### Data records:
╭──
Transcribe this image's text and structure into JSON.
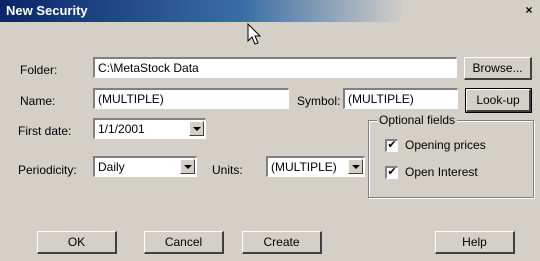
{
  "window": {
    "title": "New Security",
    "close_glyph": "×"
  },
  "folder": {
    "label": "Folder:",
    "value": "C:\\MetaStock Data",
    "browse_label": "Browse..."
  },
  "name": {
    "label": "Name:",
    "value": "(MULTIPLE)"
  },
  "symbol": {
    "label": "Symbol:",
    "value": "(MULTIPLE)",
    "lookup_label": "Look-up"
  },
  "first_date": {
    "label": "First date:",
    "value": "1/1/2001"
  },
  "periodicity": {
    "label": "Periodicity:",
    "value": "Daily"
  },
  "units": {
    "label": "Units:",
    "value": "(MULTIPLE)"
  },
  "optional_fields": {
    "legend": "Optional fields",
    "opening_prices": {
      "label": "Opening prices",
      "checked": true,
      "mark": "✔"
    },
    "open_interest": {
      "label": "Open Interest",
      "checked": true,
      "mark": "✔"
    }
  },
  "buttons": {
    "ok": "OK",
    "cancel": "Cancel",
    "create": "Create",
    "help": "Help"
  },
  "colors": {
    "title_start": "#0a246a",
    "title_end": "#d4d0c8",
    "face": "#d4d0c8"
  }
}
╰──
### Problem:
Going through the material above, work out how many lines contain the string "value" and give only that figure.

### Solution:
6